April 16, 2015
Weetwood Hall Conference Centre, Leeds, UK


BETTER UNDERSTANDING OF BIG BANG MODEL AT RHIC THROUGH DYCONEX FLEX PCB'S

DYCONEX is currently working on a prestigious project together with scientists from the US Department of Energy, the University of New Mexico and the Los Alamos National Laboratory.

DYCONEX is providing HDI flex substrates for an upgrade to one of the instruments on the Relativistic Heavy Ion Collider (RHIC) located at America's Brookhaven National Laboratory.  The new forward silicon vertex detector upgrade (FVTX) for the Pioneering High-Energy Nuclear Interaction Experiment (PHENIX) experiment is designed to detect particles from heavy ion and proton-proton collisions and determine the direction from which they arrive. The detector will house roughly 6500 square centimeters of silicon strip detectors comprising 1.1 million strips and 8640 custom integrated circuits.

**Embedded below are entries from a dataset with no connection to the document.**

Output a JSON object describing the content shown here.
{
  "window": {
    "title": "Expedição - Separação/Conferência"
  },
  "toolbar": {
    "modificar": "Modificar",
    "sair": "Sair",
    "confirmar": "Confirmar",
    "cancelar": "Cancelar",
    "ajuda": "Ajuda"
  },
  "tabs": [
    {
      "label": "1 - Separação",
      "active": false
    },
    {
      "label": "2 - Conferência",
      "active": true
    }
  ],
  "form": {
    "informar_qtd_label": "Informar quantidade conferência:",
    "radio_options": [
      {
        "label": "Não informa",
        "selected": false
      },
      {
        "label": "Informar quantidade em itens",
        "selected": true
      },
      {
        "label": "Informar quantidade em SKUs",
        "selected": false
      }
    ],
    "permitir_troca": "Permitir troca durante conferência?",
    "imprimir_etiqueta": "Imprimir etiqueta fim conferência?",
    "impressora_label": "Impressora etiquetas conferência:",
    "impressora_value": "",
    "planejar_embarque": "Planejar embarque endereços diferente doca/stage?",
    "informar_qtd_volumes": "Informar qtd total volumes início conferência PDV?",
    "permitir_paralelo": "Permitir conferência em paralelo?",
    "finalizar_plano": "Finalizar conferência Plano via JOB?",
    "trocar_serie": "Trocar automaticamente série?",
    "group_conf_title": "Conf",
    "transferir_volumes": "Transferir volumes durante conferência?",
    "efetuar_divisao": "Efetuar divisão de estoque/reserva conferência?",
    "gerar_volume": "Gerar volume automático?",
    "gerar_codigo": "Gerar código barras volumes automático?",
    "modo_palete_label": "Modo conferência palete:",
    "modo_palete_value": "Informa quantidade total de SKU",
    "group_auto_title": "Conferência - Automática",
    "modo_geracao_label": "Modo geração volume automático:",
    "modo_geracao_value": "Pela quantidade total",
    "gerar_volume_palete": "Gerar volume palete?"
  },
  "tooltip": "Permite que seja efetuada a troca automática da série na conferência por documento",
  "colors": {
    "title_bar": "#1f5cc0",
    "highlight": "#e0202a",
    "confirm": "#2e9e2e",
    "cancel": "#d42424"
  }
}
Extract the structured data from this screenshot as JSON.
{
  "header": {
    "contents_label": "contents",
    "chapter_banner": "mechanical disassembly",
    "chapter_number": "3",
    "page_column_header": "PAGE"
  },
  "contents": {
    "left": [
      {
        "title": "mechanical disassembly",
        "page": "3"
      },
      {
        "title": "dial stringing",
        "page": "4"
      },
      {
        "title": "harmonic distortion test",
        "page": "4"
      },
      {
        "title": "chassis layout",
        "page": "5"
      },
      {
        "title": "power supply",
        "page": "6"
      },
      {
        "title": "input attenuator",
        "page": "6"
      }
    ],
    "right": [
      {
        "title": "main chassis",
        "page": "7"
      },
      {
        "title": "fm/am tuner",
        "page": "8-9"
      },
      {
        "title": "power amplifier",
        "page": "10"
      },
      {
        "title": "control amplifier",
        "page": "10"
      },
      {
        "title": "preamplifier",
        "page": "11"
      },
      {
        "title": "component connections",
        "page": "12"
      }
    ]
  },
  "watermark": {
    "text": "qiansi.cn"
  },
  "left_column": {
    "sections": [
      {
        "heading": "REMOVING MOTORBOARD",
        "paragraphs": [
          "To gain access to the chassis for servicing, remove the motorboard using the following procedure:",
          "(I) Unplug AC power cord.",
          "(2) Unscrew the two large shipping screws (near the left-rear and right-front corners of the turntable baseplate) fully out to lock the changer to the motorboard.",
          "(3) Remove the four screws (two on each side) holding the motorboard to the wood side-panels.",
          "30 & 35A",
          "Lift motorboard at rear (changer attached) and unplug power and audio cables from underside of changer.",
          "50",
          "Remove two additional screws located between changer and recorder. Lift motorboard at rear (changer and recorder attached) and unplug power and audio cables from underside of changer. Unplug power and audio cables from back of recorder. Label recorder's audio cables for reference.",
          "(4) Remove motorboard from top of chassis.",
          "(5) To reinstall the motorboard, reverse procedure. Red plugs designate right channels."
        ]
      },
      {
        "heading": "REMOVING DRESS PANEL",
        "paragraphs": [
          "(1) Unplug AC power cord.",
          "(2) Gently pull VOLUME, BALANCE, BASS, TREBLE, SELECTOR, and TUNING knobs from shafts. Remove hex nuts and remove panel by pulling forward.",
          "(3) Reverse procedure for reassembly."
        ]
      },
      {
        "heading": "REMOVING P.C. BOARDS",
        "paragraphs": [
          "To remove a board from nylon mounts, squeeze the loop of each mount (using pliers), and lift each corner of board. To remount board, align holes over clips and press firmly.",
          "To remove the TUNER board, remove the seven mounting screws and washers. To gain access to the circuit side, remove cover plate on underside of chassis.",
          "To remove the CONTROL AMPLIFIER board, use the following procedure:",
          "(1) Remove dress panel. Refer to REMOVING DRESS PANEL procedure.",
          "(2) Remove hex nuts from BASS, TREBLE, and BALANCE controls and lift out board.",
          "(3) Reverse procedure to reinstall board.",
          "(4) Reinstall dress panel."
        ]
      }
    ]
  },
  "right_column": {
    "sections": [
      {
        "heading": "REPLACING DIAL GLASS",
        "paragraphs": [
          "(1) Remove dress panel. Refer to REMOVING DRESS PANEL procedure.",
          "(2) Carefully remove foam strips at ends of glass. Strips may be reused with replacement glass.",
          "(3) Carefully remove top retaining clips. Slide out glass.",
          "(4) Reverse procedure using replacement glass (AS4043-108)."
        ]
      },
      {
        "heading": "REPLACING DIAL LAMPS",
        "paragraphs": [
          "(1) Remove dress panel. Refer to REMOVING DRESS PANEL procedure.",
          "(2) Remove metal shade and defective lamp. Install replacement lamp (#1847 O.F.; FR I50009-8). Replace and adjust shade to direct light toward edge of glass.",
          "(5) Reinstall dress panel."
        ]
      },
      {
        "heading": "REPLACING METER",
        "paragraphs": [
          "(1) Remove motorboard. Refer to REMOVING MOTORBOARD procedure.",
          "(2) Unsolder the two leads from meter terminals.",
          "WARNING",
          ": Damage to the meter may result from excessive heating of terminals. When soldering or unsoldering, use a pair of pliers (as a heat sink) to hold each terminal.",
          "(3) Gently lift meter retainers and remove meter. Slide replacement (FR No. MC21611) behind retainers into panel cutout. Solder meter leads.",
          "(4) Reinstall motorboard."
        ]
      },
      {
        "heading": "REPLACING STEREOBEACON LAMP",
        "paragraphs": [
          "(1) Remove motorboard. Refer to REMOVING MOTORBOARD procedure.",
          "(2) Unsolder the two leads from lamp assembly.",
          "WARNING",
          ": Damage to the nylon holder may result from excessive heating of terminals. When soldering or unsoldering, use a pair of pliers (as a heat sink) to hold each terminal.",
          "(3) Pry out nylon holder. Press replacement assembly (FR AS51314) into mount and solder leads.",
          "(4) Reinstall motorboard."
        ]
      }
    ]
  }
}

Noise and signal timing are very important for the correct function of the detector and initial prototypes using DYCONEX HDI flexes have met the demanding performance criteria during testing. Once the upgraded detector is operational scientists are hoping that the results will give new insights into the conditions moments after the big bang and in particular into the mysterious quark gluon plasma, a 4 trillion degree hot, perfect fluid created in ion collisions at RHIC.